(Website and app data records)
----------------------------------------
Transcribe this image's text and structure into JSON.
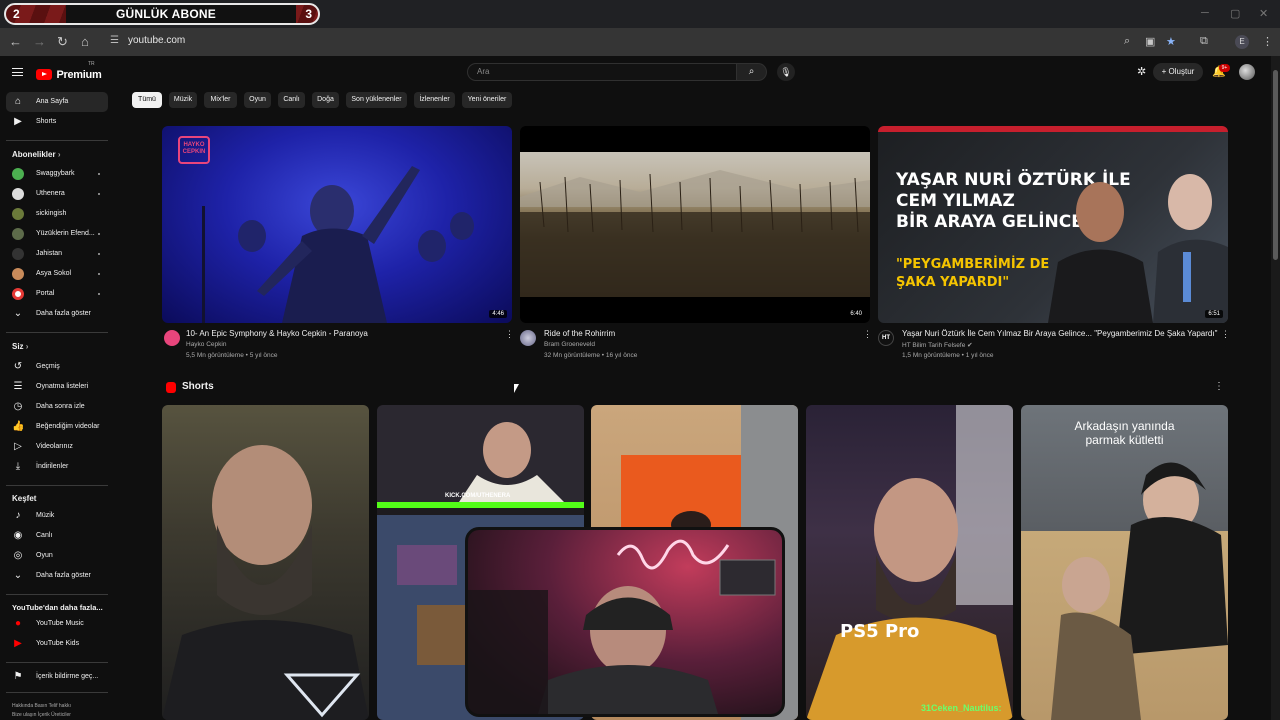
{
  "overlay": {
    "sub_label": "GÜNLÜK ABONE",
    "sub_current": "2",
    "sub_goal": "3"
  },
  "browser": {
    "url": "youtube.com",
    "profile_letter": "E"
  },
  "header": {
    "logo_text": "Premium",
    "logo_tr": "TR",
    "search_placeholder": "Ara",
    "create_label": "+ Oluştur",
    "notif_count": "9+"
  },
  "sidebar": {
    "main": [
      {
        "label": "Ana Sayfa",
        "icon": "home-icon"
      },
      {
        "label": "Shorts",
        "icon": "shorts-icon"
      }
    ],
    "subs_heading": "Abonelikler",
    "subs": [
      {
        "label": "Swaggybark",
        "color": "#4caf50"
      },
      {
        "label": "Uthenera",
        "color": "#ffffff"
      },
      {
        "label": "sickingish",
        "color": "#6b7a3a"
      },
      {
        "label": "Yüzüklerin Efend...",
        "color": "#5d6b4a"
      },
      {
        "label": "Jahistan",
        "color": "#333333"
      },
      {
        "label": "Asya Sokol",
        "color": "#c98b5a"
      },
      {
        "label": "Portal",
        "color": "#e53935"
      }
    ],
    "subs_more": "Daha fazla göster",
    "you_heading": "Siz",
    "you": [
      {
        "label": "Geçmiş",
        "icon": "history-icon"
      },
      {
        "label": "Oynatma listeleri",
        "icon": "playlists-icon"
      },
      {
        "label": "Daha sonra izle",
        "icon": "watch-later-icon"
      },
      {
        "label": "Beğendiğim videolar",
        "icon": "like-icon"
      },
      {
        "label": "Videolarınız",
        "icon": "your-videos-icon"
      },
      {
        "label": "İndirilenler",
        "icon": "download-icon"
      }
    ],
    "explore_heading": "Keşfet",
    "explore": [
      {
        "label": "Müzik",
        "icon": "music-icon"
      },
      {
        "label": "Canlı",
        "icon": "live-icon"
      },
      {
        "label": "Oyun",
        "icon": "gaming-icon"
      },
      {
        "label": "Daha fazla göster",
        "icon": "chevron-down-icon"
      }
    ],
    "more_heading": "YouTube'dan daha fazla...",
    "more": [
      {
        "label": "YouTube Music",
        "icon": "yt-music-icon"
      },
      {
        "label": "YouTube Kids",
        "icon": "yt-kids-icon"
      }
    ],
    "report": "İçerik bildirme geç...",
    "footer1": "Hakkında  Basın  Telif hakkı",
    "footer2": "Bize ulaşın  İçerik Üreticiler"
  },
  "chips": [
    "Tümü",
    "Müzik",
    "Mix'ler",
    "Oyun",
    "Canlı",
    "Doğa",
    "Son yüklenenler",
    "İzlenenler",
    "Yeni öneriler"
  ],
  "videos": [
    {
      "title": "10- An Epic Symphony & Hayko Cepkin - Paranoya",
      "channel": "Hayko Cepkin",
      "stats": "5,5 Mn görüntüleme • 5 yıl önce",
      "duration": "4:46",
      "thumb_text": "HAYKO CEPKIN"
    },
    {
      "title": "Ride of the Rohirrim",
      "channel": "Bram Groeneveld",
      "stats": "32 Mn görüntüleme • 16 yıl önce",
      "duration": "6:40"
    },
    {
      "title": "Yaşar Nuri Öztürk İle Cem Yılmaz Bir Araya Gelince... \"Peygamberimiz De Şaka Yapardı\"",
      "channel": "HT Bilim Tarih Felsefe",
      "stats": "1,5 Mn görüntüleme • 1 yıl önce",
      "duration": "6:51",
      "thumb_line1": "YAŞAR NURİ ÖZTÜRK İLE",
      "thumb_line2": "CEM YILMAZ",
      "thumb_line3": "BİR ARAYA GELİNCE...",
      "thumb_quote1": "\"PEYGAMBERİMİZ DE",
      "thumb_quote2": "ŞAKA YAPARDI\"",
      "avatar_text": "HT"
    }
  ],
  "shorts": {
    "title": "Shorts",
    "items": [
      {
        "caption": ""
      },
      {
        "caption": "KICK.COM/UTHENERA"
      },
      {
        "caption": ""
      },
      {
        "caption": "PS5 Pro"
      },
      {
        "caption_1": "Arkadaşın yanında",
        "caption_2": "parmak kütletti"
      }
    ]
  },
  "chat": "31Ceken_Nautilus:"
}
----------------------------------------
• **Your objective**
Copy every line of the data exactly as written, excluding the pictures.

• **Expected answer**
Transcribe this image's text and structure into JSON.
{
  "overlay": {
    "sub_label": "GÜNLÜK ABONE",
    "sub_current": "2",
    "sub_goal": "3"
  },
  "browser": {
    "url": "youtube.com",
    "profile_letter": "E"
  },
  "header": {
    "logo_text": "Premium",
    "logo_tr": "TR",
    "search_placeholder": "Ara",
    "create_label": "+ Oluştur",
    "notif_count": "9+"
  },
  "sidebar": {
    "main": [
      {
        "label": "Ana Sayfa",
        "icon": "home-icon"
      },
      {
        "label": "Shorts",
        "icon": "shorts-icon"
      }
    ],
    "subs_heading": "Abonelikler",
    "subs": [
      {
        "label": "Swaggybark",
        "color": "#4caf50"
      },
      {
        "label": "Uthenera",
        "color": "#ffffff"
      },
      {
        "label": "sickingish",
        "color": "#6b7a3a"
      },
      {
        "label": "Yüzüklerin Efend...",
        "color": "#5d6b4a"
      },
      {
        "label": "Jahistan",
        "color": "#333333"
      },
      {
        "label": "Asya Sokol",
        "color": "#c98b5a"
      },
      {
        "label": "Portal",
        "color": "#e53935"
      }
    ],
    "subs_more": "Daha fazla göster",
    "you_heading": "Siz",
    "you": [
      {
        "label": "Geçmiş",
        "icon": "history-icon"
      },
      {
        "label": "Oynatma listeleri",
        "icon": "playlists-icon"
      },
      {
        "label": "Daha sonra izle",
        "icon": "watch-later-icon"
      },
      {
        "label": "Beğendiğim videolar",
        "icon": "like-icon"
      },
      {
        "label": "Videolarınız",
        "icon": "your-videos-icon"
      },
      {
        "label": "İndirilenler",
        "icon": "download-icon"
      }
    ],
    "explore_heading": "Keşfet",
    "explore": [
      {
        "label": "Müzik",
        "icon": "music-icon"
      },
      {
        "label": "Canlı",
        "icon": "live-icon"
      },
      {
        "label": "Oyun",
        "icon": "gaming-icon"
      },
      {
        "label": "Daha fazla göster",
        "icon": "chevron-down-icon"
      }
    ],
    "more_heading": "YouTube'dan daha fazla...",
    "more": [
      {
        "label": "YouTube Music",
        "icon": "yt-music-icon"
      },
      {
        "label": "YouTube Kids",
        "icon": "yt-kids-icon"
      }
    ],
    "report": "İçerik bildirme geç...",
    "footer1": "Hakkında  Basın  Telif hakkı",
    "footer2": "Bize ulaşın  İçerik Üreticiler"
  },
  "chips": [
    "Tümü",
    "Müzik",
    "Mix'ler",
    "Oyun",
    "Canlı",
    "Doğa",
    "Son yüklenenler",
    "İzlenenler",
    "Yeni öneriler"
  ],
  "videos": [
    {
      "title": "10- An Epic Symphony & Hayko Cepkin - Paranoya",
      "channel": "Hayko Cepkin",
      "stats": "5,5 Mn görüntüleme • 5 yıl önce",
      "duration": "4:46",
      "thumb_text": "HAYKO CEPKIN"
    },
    {
      "title": "Ride of the Rohirrim",
      "channel": "Bram Groeneveld",
      "stats": "32 Mn görüntüleme • 16 yıl önce",
      "duration": "6:40"
    },
    {
      "title": "Yaşar Nuri Öztürk İle Cem Yılmaz Bir Araya Gelince... \"Peygamberimiz De Şaka Yapardı\"",
      "channel": "HT Bilim Tarih Felsefe",
      "stats": "1,5 Mn görüntüleme • 1 yıl önce",
      "duration": "6:51",
      "thumb_line1": "YAŞAR NURİ ÖZTÜRK İLE",
      "thumb_line2": "CEM YILMAZ",
      "thumb_line3": "BİR ARAYA GELİNCE...",
      "thumb_quote1": "\"PEYGAMBERİMİZ DE",
      "thumb_quote2": "ŞAKA YAPARDI\"",
      "avatar_text": "HT"
    }
  ],
  "shorts": {
    "title": "Shorts",
    "items": [
      {
        "caption": ""
      },
      {
        "caption": "KICK.COM/UTHENERA"
      },
      {
        "caption": ""
      },
      {
        "caption": "PS5 Pro"
      },
      {
        "caption_1": "Arkadaşın yanında",
        "caption_2": "parmak kütletti"
      }
    ]
  },
  "chat": "31Ceken_Nautilus:"
}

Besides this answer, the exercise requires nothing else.